[Problem to solve] Tally the lines below containing the word "Archive" and give that total alone.

[Component data from apps and pages]
▼

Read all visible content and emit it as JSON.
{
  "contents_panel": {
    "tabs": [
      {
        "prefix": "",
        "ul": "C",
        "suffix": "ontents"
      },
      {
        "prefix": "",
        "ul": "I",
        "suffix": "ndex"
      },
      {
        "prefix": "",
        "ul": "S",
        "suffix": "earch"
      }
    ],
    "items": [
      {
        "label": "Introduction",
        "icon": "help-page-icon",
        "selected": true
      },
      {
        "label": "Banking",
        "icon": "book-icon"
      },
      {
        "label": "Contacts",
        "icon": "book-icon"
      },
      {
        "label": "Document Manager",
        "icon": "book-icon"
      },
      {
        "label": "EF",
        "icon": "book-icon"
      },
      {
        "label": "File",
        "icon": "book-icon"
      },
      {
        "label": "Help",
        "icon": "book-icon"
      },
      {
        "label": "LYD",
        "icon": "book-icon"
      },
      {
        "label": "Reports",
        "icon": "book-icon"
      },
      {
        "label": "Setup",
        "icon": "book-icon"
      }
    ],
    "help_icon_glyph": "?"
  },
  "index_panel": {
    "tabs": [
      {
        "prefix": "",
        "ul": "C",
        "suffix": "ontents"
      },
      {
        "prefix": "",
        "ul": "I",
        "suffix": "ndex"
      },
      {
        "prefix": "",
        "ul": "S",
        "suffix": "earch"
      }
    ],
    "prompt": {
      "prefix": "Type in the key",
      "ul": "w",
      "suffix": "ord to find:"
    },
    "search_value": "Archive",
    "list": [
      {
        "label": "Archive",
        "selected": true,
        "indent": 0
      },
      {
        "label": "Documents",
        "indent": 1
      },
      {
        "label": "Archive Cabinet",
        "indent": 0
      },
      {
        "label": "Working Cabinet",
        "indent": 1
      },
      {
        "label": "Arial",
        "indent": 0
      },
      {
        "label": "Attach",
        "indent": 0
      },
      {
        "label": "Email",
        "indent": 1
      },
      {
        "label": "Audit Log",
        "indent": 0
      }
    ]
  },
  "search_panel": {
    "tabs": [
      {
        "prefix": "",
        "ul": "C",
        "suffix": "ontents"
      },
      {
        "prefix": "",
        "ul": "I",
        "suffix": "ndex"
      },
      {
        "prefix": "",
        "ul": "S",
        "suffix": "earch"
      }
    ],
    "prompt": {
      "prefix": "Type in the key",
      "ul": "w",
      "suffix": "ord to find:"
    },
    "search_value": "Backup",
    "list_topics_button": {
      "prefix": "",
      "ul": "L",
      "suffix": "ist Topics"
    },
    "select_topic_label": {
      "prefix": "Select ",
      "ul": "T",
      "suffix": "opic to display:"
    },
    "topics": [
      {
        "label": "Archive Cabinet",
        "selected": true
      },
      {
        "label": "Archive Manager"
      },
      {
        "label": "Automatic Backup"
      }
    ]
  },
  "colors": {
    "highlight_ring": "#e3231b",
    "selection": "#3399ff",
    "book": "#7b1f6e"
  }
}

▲

[Task answer] 5